#### MATERIALS PROVIDED

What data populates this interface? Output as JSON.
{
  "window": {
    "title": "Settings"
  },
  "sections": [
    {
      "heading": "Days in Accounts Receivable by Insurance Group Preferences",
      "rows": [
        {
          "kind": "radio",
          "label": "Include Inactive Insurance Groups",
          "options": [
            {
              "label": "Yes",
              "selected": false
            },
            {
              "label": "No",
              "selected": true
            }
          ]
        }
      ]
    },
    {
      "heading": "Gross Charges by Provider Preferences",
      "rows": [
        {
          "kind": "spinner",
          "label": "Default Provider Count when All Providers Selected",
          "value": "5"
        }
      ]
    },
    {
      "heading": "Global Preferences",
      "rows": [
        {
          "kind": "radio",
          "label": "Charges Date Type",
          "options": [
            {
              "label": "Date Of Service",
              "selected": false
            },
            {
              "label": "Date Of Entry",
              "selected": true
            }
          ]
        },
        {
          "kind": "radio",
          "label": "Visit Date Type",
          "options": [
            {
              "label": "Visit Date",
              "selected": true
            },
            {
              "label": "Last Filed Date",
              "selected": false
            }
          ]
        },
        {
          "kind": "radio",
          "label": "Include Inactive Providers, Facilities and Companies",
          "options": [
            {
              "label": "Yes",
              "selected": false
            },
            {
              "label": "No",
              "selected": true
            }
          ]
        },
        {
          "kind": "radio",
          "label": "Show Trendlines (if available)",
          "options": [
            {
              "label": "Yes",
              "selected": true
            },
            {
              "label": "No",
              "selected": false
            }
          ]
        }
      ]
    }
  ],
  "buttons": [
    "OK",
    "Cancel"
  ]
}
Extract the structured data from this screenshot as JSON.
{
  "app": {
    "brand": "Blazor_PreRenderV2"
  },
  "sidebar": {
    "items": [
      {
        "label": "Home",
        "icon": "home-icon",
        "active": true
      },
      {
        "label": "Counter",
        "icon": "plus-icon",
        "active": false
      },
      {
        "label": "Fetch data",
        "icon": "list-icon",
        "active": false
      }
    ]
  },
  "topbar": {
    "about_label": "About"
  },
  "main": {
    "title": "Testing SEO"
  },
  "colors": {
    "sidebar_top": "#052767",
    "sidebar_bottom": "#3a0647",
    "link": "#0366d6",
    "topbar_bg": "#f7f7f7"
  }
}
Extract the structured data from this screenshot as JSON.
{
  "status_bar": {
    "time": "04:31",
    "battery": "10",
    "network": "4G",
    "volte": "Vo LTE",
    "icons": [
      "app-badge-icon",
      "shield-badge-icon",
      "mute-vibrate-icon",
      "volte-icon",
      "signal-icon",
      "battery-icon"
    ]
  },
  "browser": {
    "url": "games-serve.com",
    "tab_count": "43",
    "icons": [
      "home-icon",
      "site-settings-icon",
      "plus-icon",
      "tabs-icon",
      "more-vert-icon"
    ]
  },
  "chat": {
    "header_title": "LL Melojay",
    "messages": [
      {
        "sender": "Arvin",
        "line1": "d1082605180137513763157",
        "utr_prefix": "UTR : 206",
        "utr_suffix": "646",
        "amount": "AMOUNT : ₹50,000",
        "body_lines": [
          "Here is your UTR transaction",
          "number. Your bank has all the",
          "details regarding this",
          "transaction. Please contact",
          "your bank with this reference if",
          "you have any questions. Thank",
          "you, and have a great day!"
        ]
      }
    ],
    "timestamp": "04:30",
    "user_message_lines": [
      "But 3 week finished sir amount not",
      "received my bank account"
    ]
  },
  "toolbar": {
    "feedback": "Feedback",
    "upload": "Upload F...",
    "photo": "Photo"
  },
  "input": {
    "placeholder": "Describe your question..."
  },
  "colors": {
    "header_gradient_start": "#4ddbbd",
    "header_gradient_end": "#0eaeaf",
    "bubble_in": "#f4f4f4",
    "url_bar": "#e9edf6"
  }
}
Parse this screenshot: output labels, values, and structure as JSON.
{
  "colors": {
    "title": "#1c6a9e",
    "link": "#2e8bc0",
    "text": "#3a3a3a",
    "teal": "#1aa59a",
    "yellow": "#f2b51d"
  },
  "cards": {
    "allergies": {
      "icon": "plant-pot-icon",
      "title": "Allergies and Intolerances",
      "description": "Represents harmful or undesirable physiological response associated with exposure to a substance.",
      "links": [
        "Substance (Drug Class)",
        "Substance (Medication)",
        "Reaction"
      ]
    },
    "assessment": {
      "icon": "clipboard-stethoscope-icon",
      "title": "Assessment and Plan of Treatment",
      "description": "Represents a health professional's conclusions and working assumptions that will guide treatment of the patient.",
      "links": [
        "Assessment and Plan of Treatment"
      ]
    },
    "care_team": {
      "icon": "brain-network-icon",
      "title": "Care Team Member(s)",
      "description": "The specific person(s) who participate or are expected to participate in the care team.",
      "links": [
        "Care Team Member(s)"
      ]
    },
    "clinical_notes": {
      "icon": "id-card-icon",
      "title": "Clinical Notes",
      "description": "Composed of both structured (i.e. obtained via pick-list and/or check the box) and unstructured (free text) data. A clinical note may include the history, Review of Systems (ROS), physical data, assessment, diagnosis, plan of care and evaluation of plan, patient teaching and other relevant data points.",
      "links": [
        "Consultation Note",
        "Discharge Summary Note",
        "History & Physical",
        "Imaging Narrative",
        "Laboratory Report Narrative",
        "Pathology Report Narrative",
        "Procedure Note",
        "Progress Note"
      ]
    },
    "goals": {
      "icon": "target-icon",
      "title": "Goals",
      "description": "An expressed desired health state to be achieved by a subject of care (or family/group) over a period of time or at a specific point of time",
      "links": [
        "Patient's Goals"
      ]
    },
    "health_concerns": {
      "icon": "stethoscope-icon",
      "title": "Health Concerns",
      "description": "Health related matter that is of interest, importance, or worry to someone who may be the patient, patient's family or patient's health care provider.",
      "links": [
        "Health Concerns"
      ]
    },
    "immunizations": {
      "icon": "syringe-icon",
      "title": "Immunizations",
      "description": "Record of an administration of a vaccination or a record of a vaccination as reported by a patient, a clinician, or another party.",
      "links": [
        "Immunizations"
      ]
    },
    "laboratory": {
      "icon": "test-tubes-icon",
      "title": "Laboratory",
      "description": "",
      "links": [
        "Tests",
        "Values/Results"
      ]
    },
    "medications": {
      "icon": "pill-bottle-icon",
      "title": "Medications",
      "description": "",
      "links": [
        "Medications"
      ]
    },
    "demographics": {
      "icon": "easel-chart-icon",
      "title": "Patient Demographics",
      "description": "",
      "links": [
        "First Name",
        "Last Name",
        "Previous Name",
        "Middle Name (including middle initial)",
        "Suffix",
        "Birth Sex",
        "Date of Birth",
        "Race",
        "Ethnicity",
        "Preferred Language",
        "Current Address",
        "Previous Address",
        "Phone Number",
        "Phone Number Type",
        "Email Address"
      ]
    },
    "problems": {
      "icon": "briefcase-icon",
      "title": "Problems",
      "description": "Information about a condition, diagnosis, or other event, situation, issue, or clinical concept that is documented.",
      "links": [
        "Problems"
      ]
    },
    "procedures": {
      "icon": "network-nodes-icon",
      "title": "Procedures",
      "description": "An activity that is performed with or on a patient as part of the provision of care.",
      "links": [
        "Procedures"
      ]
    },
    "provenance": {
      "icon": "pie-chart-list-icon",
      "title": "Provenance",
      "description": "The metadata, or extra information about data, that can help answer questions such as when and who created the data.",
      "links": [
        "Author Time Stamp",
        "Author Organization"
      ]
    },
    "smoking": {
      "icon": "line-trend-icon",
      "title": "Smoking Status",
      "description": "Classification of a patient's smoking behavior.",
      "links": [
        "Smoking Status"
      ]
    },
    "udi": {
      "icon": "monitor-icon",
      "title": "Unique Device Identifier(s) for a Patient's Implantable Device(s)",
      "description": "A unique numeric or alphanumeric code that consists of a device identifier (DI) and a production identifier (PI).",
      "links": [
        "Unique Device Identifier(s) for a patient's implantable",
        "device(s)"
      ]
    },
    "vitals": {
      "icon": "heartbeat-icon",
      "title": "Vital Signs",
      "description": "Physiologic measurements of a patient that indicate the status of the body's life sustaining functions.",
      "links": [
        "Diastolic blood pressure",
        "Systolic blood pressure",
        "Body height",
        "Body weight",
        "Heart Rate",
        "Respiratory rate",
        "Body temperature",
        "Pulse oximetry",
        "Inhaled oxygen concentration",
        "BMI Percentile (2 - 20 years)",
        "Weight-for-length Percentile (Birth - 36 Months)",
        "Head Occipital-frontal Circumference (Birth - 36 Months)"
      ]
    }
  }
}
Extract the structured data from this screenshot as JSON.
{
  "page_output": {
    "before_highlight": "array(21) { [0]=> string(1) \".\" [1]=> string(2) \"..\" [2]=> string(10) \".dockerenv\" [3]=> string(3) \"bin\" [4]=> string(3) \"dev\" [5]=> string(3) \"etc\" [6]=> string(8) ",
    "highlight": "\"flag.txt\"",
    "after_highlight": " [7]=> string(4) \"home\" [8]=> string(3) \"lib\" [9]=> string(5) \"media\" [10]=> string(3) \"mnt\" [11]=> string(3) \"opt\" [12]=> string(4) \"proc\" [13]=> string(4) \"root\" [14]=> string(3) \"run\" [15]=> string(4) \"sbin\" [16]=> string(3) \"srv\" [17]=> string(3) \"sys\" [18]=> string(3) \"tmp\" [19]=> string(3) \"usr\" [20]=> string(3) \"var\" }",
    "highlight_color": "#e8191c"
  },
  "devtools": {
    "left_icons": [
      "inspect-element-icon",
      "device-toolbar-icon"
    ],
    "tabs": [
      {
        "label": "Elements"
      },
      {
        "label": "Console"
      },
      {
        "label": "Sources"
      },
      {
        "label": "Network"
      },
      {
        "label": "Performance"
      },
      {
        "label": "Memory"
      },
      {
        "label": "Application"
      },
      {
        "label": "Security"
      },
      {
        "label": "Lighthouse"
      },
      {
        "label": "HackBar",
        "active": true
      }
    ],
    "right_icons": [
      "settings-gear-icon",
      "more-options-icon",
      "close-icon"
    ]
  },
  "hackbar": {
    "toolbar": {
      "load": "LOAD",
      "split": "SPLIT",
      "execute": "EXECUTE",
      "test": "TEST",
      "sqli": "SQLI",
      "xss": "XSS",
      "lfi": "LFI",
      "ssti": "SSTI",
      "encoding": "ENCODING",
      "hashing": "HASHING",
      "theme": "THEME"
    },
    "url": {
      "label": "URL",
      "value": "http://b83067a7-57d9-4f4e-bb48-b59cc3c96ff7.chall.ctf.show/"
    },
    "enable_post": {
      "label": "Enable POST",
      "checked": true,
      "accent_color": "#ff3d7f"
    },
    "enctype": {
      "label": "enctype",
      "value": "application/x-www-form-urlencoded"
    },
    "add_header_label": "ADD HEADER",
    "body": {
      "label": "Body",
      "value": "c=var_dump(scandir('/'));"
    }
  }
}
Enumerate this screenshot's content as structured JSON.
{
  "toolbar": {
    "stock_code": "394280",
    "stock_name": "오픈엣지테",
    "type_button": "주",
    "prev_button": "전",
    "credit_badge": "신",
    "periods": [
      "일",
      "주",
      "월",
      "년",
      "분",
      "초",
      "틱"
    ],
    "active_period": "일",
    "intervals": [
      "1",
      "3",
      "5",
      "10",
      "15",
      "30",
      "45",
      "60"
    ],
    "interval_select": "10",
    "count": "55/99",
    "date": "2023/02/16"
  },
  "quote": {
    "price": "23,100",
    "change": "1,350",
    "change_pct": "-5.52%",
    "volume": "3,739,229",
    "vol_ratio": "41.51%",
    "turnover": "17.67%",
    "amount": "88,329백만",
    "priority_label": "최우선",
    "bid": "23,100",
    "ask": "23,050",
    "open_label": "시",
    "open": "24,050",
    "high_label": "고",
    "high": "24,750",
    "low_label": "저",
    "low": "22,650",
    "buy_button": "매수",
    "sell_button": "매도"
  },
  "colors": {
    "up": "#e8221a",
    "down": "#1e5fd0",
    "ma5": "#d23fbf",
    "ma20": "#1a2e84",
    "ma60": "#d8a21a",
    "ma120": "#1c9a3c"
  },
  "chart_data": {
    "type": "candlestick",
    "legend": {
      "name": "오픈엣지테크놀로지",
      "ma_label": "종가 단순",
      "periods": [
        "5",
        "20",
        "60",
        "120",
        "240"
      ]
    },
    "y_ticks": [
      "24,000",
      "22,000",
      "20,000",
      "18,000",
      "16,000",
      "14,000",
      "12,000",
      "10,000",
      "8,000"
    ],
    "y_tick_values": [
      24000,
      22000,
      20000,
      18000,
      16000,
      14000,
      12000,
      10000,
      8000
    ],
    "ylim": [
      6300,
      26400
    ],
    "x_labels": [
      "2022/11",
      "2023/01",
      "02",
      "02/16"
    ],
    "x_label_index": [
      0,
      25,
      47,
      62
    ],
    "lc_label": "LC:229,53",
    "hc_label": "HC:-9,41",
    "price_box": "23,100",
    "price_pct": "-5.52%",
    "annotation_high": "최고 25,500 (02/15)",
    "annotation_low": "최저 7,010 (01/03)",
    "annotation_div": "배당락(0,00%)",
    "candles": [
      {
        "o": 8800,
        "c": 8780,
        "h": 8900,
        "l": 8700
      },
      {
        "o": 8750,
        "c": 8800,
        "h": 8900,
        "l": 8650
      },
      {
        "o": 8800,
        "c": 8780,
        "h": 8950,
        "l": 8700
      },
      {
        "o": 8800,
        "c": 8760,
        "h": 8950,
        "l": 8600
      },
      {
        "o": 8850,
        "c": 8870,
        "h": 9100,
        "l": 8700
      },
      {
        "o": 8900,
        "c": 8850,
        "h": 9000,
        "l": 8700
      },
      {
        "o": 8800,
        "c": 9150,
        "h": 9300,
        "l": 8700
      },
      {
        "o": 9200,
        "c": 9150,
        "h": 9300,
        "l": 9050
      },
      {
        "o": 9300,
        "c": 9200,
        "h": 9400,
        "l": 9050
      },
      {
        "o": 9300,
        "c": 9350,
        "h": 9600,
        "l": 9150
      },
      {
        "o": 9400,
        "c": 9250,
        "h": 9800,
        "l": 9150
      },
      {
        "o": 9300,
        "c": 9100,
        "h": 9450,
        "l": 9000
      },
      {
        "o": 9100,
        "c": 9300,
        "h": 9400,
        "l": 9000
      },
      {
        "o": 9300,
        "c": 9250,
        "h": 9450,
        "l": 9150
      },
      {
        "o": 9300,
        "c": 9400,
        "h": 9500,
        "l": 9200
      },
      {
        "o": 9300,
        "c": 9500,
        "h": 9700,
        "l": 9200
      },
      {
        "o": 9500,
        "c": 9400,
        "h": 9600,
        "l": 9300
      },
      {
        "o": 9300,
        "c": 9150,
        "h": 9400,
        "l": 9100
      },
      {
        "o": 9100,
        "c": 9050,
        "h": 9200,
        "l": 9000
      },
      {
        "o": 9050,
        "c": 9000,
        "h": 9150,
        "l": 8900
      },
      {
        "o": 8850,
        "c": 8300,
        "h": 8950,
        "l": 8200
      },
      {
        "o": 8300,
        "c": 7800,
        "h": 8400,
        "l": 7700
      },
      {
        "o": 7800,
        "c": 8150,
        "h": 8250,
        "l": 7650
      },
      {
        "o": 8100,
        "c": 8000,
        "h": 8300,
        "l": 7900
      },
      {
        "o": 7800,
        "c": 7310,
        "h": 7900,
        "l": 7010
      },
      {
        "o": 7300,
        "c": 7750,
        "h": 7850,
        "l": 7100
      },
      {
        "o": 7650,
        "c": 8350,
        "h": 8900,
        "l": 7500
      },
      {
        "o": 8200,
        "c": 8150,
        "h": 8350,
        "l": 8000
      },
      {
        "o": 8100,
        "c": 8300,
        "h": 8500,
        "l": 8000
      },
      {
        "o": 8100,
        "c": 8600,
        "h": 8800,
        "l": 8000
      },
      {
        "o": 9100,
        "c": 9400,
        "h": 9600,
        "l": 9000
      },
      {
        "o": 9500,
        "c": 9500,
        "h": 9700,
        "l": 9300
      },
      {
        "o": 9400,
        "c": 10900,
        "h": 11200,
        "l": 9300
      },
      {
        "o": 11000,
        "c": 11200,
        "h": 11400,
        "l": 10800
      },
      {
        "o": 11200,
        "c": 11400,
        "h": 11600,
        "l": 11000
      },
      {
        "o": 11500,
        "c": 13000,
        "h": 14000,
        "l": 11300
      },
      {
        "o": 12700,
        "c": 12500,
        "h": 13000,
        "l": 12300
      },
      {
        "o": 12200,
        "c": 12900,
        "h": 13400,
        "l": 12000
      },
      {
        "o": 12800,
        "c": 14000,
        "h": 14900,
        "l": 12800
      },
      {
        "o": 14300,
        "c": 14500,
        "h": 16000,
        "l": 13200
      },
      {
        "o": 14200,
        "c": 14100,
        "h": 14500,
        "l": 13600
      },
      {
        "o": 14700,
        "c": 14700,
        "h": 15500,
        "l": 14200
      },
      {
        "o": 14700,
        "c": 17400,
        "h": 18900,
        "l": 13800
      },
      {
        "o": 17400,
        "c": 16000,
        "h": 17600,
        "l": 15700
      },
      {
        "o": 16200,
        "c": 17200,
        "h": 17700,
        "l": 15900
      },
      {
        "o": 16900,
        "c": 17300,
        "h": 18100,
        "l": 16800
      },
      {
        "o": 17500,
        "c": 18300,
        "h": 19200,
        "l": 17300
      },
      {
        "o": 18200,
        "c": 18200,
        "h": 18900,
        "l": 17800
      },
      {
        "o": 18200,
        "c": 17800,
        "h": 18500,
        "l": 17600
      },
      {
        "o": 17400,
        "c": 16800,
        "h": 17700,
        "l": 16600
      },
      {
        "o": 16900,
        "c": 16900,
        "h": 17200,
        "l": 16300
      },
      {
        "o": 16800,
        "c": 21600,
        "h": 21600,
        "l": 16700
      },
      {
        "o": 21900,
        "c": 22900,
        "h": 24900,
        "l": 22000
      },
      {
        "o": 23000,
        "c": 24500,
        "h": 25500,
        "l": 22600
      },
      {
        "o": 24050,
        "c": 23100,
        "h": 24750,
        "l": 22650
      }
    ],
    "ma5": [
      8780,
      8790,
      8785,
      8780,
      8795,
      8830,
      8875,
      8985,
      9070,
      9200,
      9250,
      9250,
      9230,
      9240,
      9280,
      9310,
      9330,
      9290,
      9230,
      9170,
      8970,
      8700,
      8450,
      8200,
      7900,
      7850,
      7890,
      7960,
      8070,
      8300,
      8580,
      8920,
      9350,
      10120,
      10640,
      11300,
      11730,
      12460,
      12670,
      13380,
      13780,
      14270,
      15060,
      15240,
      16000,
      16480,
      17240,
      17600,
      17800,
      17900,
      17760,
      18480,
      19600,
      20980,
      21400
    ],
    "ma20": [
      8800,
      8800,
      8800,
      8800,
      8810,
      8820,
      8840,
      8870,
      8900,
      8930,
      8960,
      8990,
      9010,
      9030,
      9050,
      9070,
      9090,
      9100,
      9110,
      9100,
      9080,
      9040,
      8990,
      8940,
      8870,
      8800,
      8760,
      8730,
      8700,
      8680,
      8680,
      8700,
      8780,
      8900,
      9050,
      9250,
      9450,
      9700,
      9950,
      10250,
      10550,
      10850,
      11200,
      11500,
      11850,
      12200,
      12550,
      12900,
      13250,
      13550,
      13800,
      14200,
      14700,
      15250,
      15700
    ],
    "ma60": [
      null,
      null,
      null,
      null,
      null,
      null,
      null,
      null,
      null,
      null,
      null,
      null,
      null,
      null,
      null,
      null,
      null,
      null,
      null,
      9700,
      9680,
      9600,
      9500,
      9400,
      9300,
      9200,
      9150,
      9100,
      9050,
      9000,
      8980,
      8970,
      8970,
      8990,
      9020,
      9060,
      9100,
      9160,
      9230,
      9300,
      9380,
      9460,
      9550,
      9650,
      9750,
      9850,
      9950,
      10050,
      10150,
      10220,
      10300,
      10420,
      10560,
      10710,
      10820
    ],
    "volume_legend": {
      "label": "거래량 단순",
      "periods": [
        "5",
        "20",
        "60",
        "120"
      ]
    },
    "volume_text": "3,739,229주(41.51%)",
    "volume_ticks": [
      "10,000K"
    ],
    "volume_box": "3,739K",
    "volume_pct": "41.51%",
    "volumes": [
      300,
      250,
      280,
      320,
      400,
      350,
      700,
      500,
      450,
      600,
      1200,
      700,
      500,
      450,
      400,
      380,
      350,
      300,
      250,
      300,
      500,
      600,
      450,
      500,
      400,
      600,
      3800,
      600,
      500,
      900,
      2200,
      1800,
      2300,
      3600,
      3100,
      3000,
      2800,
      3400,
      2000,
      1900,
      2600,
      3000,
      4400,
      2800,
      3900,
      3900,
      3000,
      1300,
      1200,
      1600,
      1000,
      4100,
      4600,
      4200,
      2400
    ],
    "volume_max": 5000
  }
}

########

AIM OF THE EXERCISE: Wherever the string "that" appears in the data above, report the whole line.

THE ANSWER:
      "description": "Represents a health professional's conclusions and working assumptions that will guide treatment of the patient.",
      "description": "Health related matter that is of interest, importance, or worry to someone who may be the patient, patient's family or patient's health care provider.",
      "description": "Information about a condition, diagnosis, or other event, situation, issue, or clinical concept that is documented.",
      "description": "An activity that is performed with or on a patient as part of the provision of care.",
      "description": "The metadata, or extra information about data, that can help answer questions such as when and who created the data.",
      "description": "A unique numeric or alphanumeric code that consists of a device identifier (DI) and a production identifier (PI).",
      "description": "Physiologic measurements of a patient that indicate the status of the body's life sustaining functions.",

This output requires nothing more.